═════ Data records ═════

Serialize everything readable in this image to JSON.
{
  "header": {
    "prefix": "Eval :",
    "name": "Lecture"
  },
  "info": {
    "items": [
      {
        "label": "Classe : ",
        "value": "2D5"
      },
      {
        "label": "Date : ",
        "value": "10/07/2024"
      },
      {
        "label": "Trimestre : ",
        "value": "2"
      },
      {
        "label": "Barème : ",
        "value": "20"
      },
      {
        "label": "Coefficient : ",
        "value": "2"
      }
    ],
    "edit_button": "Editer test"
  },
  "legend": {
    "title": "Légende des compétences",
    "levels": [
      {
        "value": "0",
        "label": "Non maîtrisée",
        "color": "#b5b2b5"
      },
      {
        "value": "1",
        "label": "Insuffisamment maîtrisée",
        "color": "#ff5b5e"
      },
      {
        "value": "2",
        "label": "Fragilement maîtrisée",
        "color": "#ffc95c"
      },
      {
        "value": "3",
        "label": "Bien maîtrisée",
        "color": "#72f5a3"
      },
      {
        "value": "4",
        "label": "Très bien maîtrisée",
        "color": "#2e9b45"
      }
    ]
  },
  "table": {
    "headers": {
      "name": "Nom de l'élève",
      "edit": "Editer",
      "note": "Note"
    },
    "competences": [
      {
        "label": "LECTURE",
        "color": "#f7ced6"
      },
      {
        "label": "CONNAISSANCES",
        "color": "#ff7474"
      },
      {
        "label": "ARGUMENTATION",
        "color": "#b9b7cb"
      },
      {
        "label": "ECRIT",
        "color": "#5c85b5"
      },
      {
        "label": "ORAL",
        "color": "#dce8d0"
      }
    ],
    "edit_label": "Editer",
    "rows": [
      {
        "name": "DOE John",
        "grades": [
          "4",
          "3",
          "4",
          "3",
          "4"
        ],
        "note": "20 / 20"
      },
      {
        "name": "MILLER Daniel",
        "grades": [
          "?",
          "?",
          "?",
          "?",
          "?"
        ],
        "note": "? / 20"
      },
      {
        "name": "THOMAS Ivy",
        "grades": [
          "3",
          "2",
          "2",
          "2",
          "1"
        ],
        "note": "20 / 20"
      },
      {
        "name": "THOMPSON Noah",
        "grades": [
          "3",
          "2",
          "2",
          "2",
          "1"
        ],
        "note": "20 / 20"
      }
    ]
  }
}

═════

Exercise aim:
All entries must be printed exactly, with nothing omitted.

Exercise response:
Serialize everything readable in this image to JSON.
{
  "header": {
    "prefix": "Eval :",
    "name": "Lecture"
  },
  "info": {
    "items": [
      {
        "label": "Classe : ",
        "value": "2D5"
      },
      {
        "label": "Date : ",
        "value": "10/07/2024"
      },
      {
        "label": "Trimestre : ",
        "value": "2"
      },
      {
        "label": "Barème : ",
        "value": "20"
      },
      {
        "label": "Coefficient : ",
        "value": "2"
      }
    ],
    "edit_button": "Editer test"
  },
  "legend": {
    "title": "Légende des compétences",
    "levels": [
      {
        "value": "0",
        "label": "Non maîtrisée",
        "color": "#b5b2b5"
      },
      {
        "value": "1",
        "label": "Insuffisamment maîtrisée",
        "color": "#ff5b5e"
      },
      {
        "value": "2",
        "label": "Fragilement maîtrisée",
        "color": "#ffc95c"
      },
      {
        "value": "3",
        "label": "Bien maîtrisée",
        "color": "#72f5a3"
      },
      {
        "value": "4",
        "label": "Très bien maîtrisée",
        "color": "#2e9b45"
      }
    ]
  },
  "table": {
    "headers": {
      "name": "Nom de l'élève",
      "edit": "Editer",
      "note": "Note"
    },
    "competences": [
      {
        "label": "LECTURE",
        "color": "#f7ced6"
      },
      {
        "label": "CONNAISSANCES",
        "color": "#ff7474"
      },
      {
        "label": "ARGUMENTATION",
        "color": "#b9b7cb"
      },
      {
        "label": "ECRIT",
        "color": "#5c85b5"
      },
      {
        "label": "ORAL",
        "color": "#dce8d0"
      }
    ],
    "edit_label": "Editer",
    "rows": [
      {
        "name": "DOE John",
        "grades": [
          "4",
          "3",
          "4",
          "3",
          "4"
        ],
        "note": "20 / 20"
      },
      {
        "name": "MILLER Daniel",
        "grades": [
          "?",
          "?",
          "?",
          "?",
          "?"
        ],
        "note": "? / 20"
      },
      {
        "name": "THOMAS Ivy",
        "grades": [
          "3",
          "2",
          "2",
          "2",
          "1"
        ],
        "note": "20 / 20"
      },
      {
        "name": "THOMPSON Noah",
        "grades": [
          "3",
          "2",
          "2",
          "2",
          "1"
        ],
        "note": "20 / 20"
      }
    ]
  }
}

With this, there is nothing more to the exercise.